10/09/2014 06:21 pm ET Updated Dec 09, 2014

Kristof Gets It Wrong

Michael Loccisano via Getty Images

I am a big fan of Nicholas Kristof so I was disappointed by his argument with Sam Harris and Bill Maher and his defense of his position in his New York Times column today, "The Diversity of Islam." In it he restates his case, the essence of which is: just because some Muslims are bad doesn't mean all Muslims are bad and therefore we shouldn't criticize them.

This misses the point of what Harris and Maher were saying. Some Muslims are chopping heads off in the name of god. Most Muslims believe their religion should get special protection from criticism. By demanding this, even moderates protect the worst aspects of their faith as well as the best. This makes them culpable.

Kristof defends the moderate Muslim by saying, "Yes, almost four out of five Afghans favor the death penalty for apostasy, but most Muslims say that that is nuts. In Indonesia, the most populous Muslim country in the world, only 16 percent of Muslims favor such a penalty."

Indonesia has a population of almost 205 million. About 88 percent of these are Muslim. That's about 180 million believers. Sixteen percent of 180 million is about 28 million. Let's be generous and subtract 10 million on the basis that they're children who don't believe anything yet.

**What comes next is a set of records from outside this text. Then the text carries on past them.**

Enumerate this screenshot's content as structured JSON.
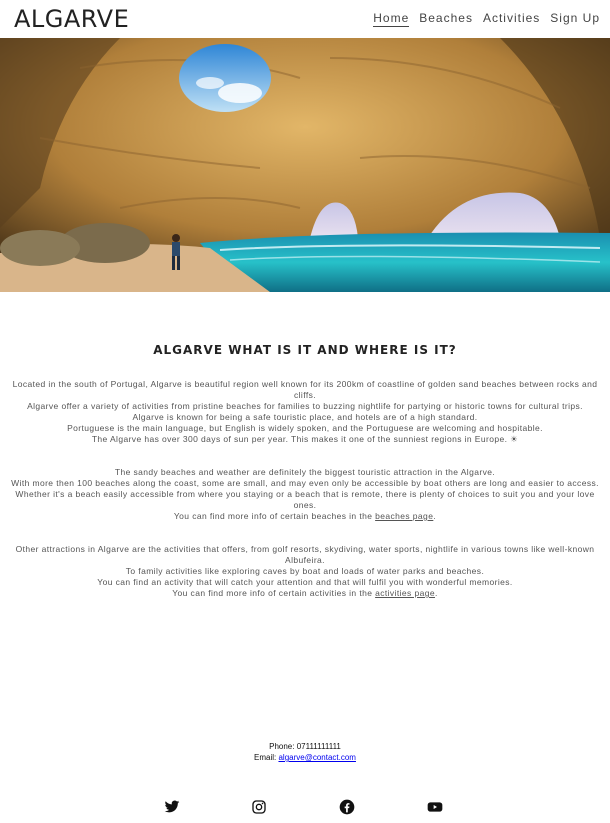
{
  "header": {
    "logo": "ALGARVE",
    "nav": [
      {
        "label": "Home",
        "active": true
      },
      {
        "label": "Beaches",
        "active": false
      },
      {
        "label": "Activities",
        "active": false
      },
      {
        "label": "Sign Up",
        "active": false
      }
    ]
  },
  "main": {
    "title": "ALGARVE WHAT IS IT AND WHERE IS IT?",
    "p1": [
      "Located in the south of Portugal, Algarve is beautiful region well known for its 200km of coastline of golden sand beaches between rocks and cliffs.",
      "Algarve offer a variety of activities from pristine beaches for families to buzzing nightlife for partying or historic towns for cultural trips.",
      "Algarve is known for being a safe touristic place, and hotels are of a high standard.",
      "Portuguese is the main language, but English is widely spoken, and the Portuguese are welcoming and hospitable.",
      "The Algarve has over 300 days of sun per year. This makes it one of the sunniest regions in Europe. ☀"
    ],
    "p2": [
      "The sandy beaches and weather are definitely the biggest touristic attraction in the Algarve.",
      "With more then 100 beaches along the coast, some are small, and may even only be accessible by boat others are long and easier to access.",
      "Whether it's a beach easily accessible from where you staying or a beach that is remote, there is plenty of choices to suit you and your love ones."
    ],
    "p2_link_prefix": "You can find more info of certain beaches in the ",
    "p2_link": "beaches page",
    "p2_link_suffix": ".",
    "p3": [
      "Other attractions in Algarve are the activities that offers, from golf resorts, skydiving, water sports, nightlife in various towns like well-known Albufeira.",
      "To family activities like exploring caves by boat and loads of water parks and beaches.",
      "You can find an activity that will catch your attention and that will fulfil you with wonderful memories."
    ],
    "p3_link_prefix": "You can find more info of certain activities in the ",
    "p3_link": "activities page",
    "p3_link_suffix": "."
  },
  "footer": {
    "phone": "Phone: 07111111111",
    "email_label": "Email: ",
    "email": "algarve@contact.com",
    "social_icons": [
      "twitter-icon",
      "instagram-icon",
      "facebook-icon",
      "youtube-icon"
    ]
  },
  "colors": {
    "text": "#444444",
    "link": "#0000ee",
    "cave_rock": "#c8923f",
    "sea": "#1fb3c4",
    "sky": "#3b8fd8"
  }
}
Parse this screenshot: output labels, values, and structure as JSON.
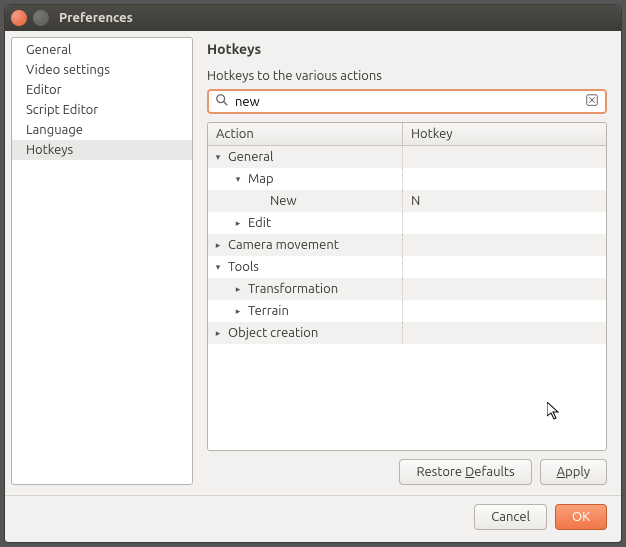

Now we're left with "only" 18 million Indonesians who believe their fellow Muslims should be killed if they abandon Islam. At best, this is a widespread threat leading to philosophical and intellectual captivity. At worst, it's conspiracy to murder. Kristof thinks he's defending the moderate; in fact, he's empowering the fanatic.

If I were to write that there were "only" 18 million American Christians who believed it was morally acceptable to kill other Christians for apostasy, I wonder how Kristof would feel. Would he say, "Oh, it's only 18 million and really it's just those pesky Southern Baptists who actually do it, so let's not be mean to all of them." Or, if it was this close to home, might he insist that every element of the religion be open to fearless examination and criticism?

I could say more, but I am afraid.